* [Exercise description]: Every line in the data below that includes "icon" belongs in the answer, copied as it stands.

* [Dataset extract]:

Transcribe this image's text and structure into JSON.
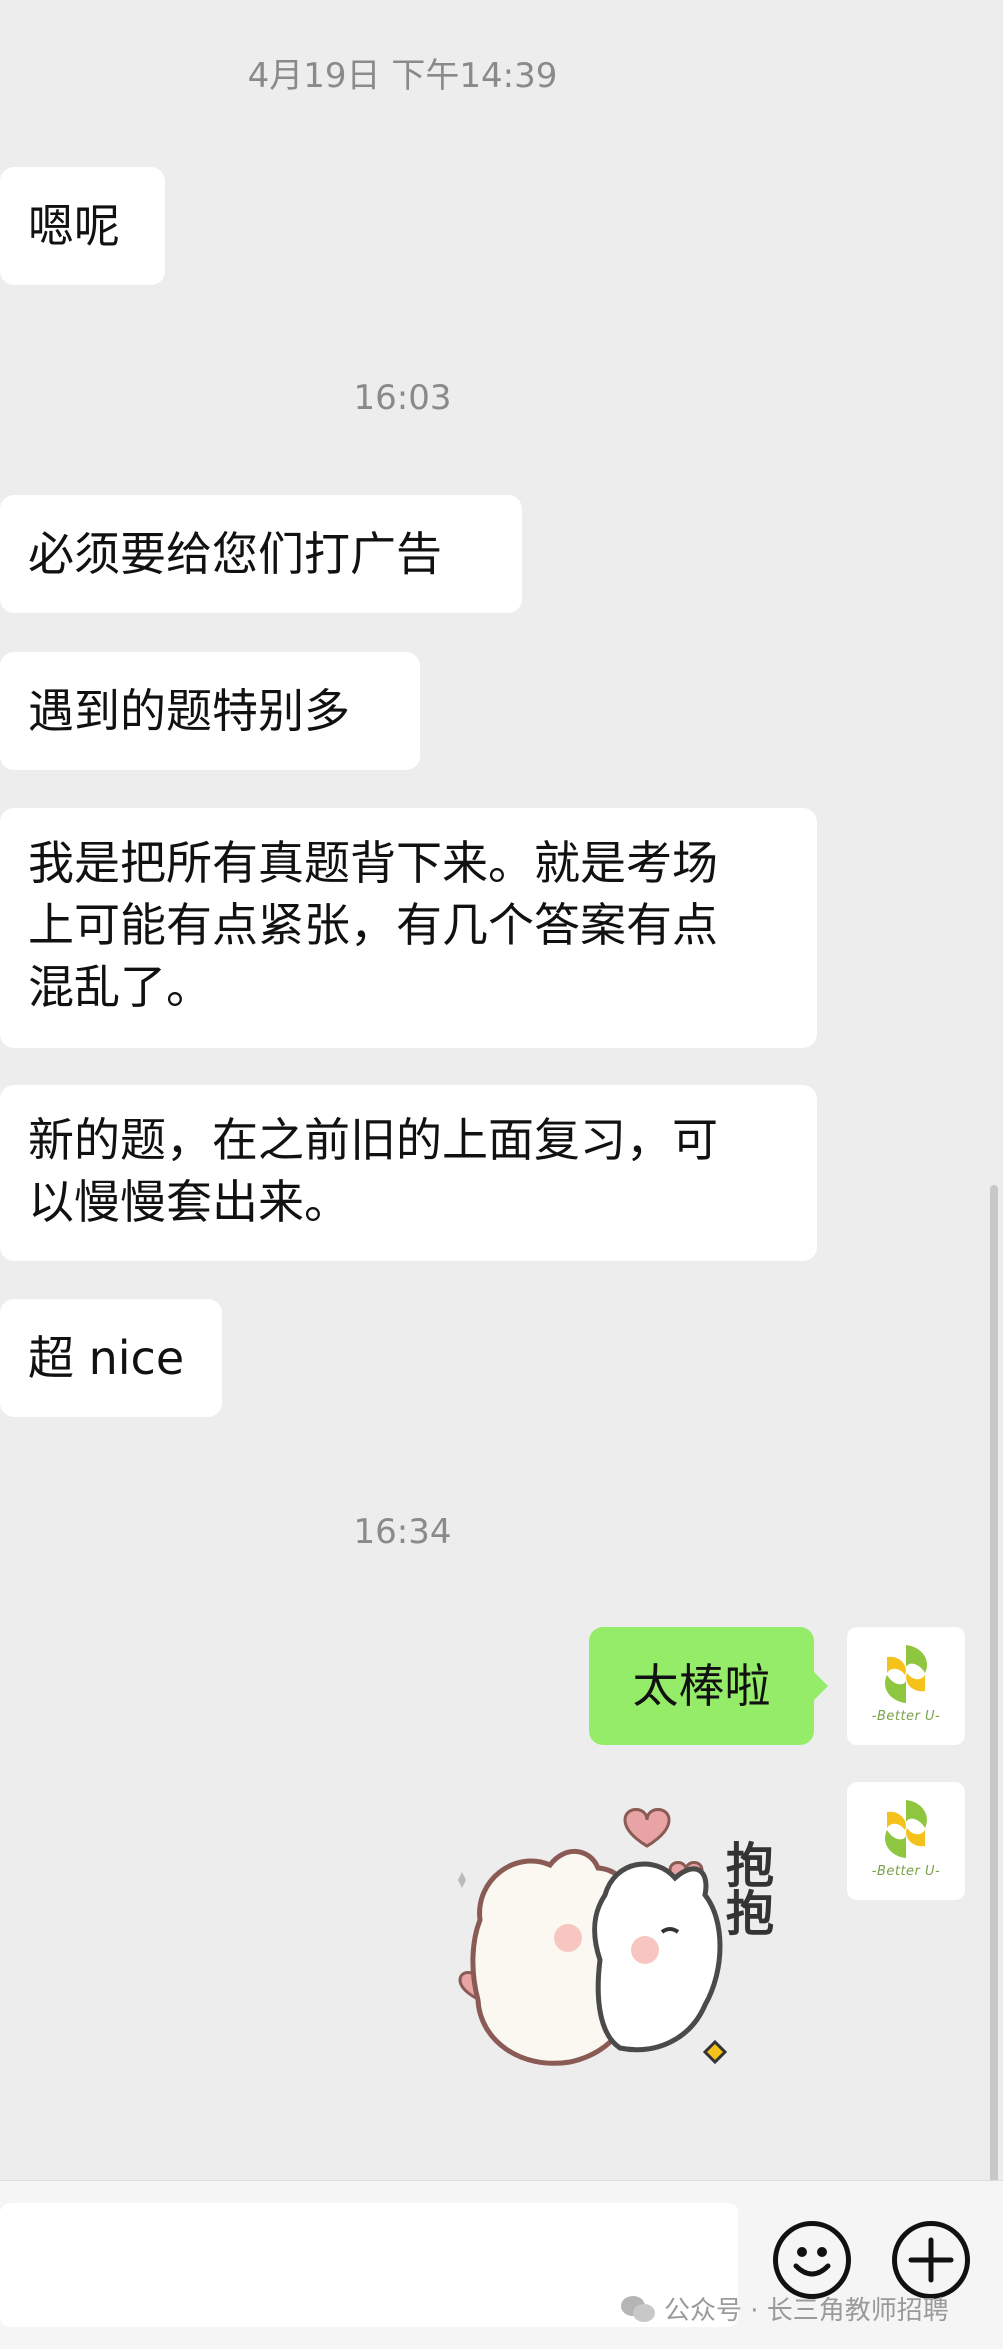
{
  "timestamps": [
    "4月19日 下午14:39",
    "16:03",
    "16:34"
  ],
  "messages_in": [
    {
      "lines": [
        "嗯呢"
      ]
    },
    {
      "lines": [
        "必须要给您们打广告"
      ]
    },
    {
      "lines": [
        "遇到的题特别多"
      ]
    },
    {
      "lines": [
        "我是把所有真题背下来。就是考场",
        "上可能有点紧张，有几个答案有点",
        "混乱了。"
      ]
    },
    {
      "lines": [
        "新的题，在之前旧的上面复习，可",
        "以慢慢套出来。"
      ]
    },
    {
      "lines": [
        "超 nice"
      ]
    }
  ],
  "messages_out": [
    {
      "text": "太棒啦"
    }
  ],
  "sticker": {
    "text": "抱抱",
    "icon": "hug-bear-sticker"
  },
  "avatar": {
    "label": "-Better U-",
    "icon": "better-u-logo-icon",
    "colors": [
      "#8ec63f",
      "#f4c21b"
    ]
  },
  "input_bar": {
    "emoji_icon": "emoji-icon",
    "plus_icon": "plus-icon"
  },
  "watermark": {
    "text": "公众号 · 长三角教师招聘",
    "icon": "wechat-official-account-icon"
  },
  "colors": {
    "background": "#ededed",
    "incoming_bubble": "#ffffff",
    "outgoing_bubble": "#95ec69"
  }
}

* [Answer below]:
    "icon": "hug-bear-sticker"
    "icon": "better-u-logo-icon",
    "emoji_icon": "emoji-icon",
    "plus_icon": "plus-icon"
    "icon": "wechat-official-account-icon"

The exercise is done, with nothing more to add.